We may never have an Italian American in the Oval Office, but we’ve got some sacred icons.
The nomination of Amy Coney Barrett for the Supreme Court has conjured up the spirit of Justice Antonin Scalia. Conservatives are championing her nomination with a simple mantra: Barrett is Scalia’s reincarnation. She clerked for him, shares his same values for family, country, and an unambiguous Constitution.
Scalia was appointed by Republican President Ronald Reagan in 1986 in a direct appeal for Italian American votes. It was just two years after Geraldine Ferraro, the first Italian American and first female, chosen for the Democratic Mondale-Ferraro ticket. Although she and Walter Mondale lost that election, the power of the Italian American vote wasn’t lost on winner Reagan.
The Italian American voting bloc soon dissolved, but Scalia went on to become the conservative ideologue for the nation. Dissent was his specialty in a Supreme Court that leaned left. Scalia managed to push the 2nd Amendment away from the 1939 interpretation of gun ownership primarily as support for “a well-regulated militia” to one that decided the militia was extraneous to gun rights. Not all Italian Americans accepted his brand of Constitutional logic.
On other matters, Scalia wasn’t successful in overturning Roe v Wade abortion rights. Nor was he able to sway the court against Obamacare in 2015. A year later he died suddenly, but his spirit hovered over the court awaiting a conservative majority. In a stunning turn of events starting in 2017, President Trump was able to appoint two conservative replacements to the court. With Amy Coney Barrett as the third appointee in his rookie term, no wonder Judge Barrett is seen as the second coming of Scalia – the court will have its conservative majority.
Another common tie between Judge Barrett and the late Justice Scalia is their Catholic faith. Scalia was Jesuit-trained and devout through intellect. Barrett follows a charismatic branch of Catholicism, a Pentecostal version that is more emotional, encourages male dominance, believes in prophesies, and worship that includes waving of hands and intense prayer, healing by laying on of hands. However, the two asserted that religion plays no conscious part in their judicial duties.
Coincidentally, Scalia had nine children, Barrett has seven – five natural, two adopted from Haiti. In this similarity, both are stereotypes of devout Catholics.
Lurking in the wings, aghast at Trump’s nomination of a justice just before the national election, stands House Speaker Nancy Pelosi, yet another icon of the Italian American community. The first woman Speaker, third in line to be president, Pelosi is also a devout Catholic. She has five children, but is not against abortion or same-sex marriage. Despite the Catholic connection, Pelosi and Barrett share very little of Catholic doctrine in common.
Speaking of doctrine, during a 2017 confirmation hearing for appointment to a federal appeals court, Barrett was subjected to a very questionable cross-examination by Senator Diane Feinstein (D-CA) regarding her faith.

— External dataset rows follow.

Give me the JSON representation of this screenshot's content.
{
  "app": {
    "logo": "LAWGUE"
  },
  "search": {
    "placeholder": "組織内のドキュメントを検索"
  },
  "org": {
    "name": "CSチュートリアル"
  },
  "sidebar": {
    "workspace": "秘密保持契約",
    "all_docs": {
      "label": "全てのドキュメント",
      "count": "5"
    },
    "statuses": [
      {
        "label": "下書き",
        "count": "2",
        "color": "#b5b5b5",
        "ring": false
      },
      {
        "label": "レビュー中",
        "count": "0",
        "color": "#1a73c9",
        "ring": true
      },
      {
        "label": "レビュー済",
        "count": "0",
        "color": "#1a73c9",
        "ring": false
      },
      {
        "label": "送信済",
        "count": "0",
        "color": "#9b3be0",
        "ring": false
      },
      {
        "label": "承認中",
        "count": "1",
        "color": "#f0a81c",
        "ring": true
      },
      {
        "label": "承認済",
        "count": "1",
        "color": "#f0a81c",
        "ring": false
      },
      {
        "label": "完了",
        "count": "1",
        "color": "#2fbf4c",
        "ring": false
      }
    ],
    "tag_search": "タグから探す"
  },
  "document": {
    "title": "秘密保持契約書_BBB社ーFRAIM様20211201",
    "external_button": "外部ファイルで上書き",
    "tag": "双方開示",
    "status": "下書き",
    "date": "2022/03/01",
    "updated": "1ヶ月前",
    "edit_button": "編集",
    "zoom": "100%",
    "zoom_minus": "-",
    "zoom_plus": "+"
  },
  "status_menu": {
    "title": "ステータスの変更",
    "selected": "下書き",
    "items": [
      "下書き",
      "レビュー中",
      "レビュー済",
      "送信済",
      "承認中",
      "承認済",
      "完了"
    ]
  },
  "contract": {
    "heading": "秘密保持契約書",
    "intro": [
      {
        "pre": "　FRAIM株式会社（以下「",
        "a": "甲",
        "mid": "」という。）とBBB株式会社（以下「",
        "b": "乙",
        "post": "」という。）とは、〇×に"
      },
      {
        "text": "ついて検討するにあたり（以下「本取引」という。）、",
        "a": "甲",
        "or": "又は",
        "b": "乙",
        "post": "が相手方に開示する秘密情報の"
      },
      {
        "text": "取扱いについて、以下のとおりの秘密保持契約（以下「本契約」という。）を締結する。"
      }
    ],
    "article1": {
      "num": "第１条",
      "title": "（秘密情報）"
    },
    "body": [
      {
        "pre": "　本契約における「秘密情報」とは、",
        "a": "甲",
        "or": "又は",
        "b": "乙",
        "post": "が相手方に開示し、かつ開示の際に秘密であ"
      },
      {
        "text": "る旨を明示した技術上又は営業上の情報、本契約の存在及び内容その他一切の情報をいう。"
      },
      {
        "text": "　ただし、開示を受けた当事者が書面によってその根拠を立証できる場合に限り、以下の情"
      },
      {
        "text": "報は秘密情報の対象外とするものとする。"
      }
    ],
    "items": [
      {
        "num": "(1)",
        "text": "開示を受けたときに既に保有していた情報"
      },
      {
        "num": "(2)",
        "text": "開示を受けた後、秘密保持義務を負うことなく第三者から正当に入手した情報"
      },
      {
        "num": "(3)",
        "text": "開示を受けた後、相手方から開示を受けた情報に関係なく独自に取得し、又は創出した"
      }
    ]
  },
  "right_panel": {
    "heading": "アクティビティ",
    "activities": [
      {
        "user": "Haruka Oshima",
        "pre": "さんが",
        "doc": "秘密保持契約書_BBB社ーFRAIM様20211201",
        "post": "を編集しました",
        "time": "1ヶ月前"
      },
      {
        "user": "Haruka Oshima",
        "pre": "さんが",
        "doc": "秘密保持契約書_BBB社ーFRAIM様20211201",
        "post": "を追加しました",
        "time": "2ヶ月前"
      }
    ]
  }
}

Stating that Barrett’s “[Catholic] dogma lives loudly within you, and that’s of concern…” Feinstein’s grilling shocked even many Democrats. Would the senator dare touch a religious nerve had the candidate been a Muslim or a fellow Jew? Like Italian Americans, Catholics are rarely a protected species of the politically correct.
Judge Barrett will soon be vetted by the Senate Judiciary Committee headed by a Republican majority. But, as luck would have it, sitting beside them will be none other than Senator Diane Feinstein. Now 87-years old, Feinstein and her Democratic colleagues will wisely stay clear of both Barrett’s Catholicism and abortion rights. No doubt, this hearing will be a media event with much at stake. From the various liberal outlets I’ve watched, the Democratic focus will be on Barrett’s views of the Affordable Care Act (Obamacare), a safer line of questioning. Yet, a NYTimes editorial by a Catholic opinion writer Elizabeth Bruenig has resurrected the old notion of Catholics as impediments to a liberal nation – how the Catholic devout and their institutions resist an “anything goes” society.
It is abortion rights that looms larger in the Barrett nomination. This is the real issue. Are Catholics the only group appalled by the wholesale liquidation of human fetuses? In this age of accessible contraception and the “morning after” pill, why is surgical abortion, except in extraordinary cases, an acceptable norm in modern society?
Will Saint Antonin inspire a more humane America? -JLM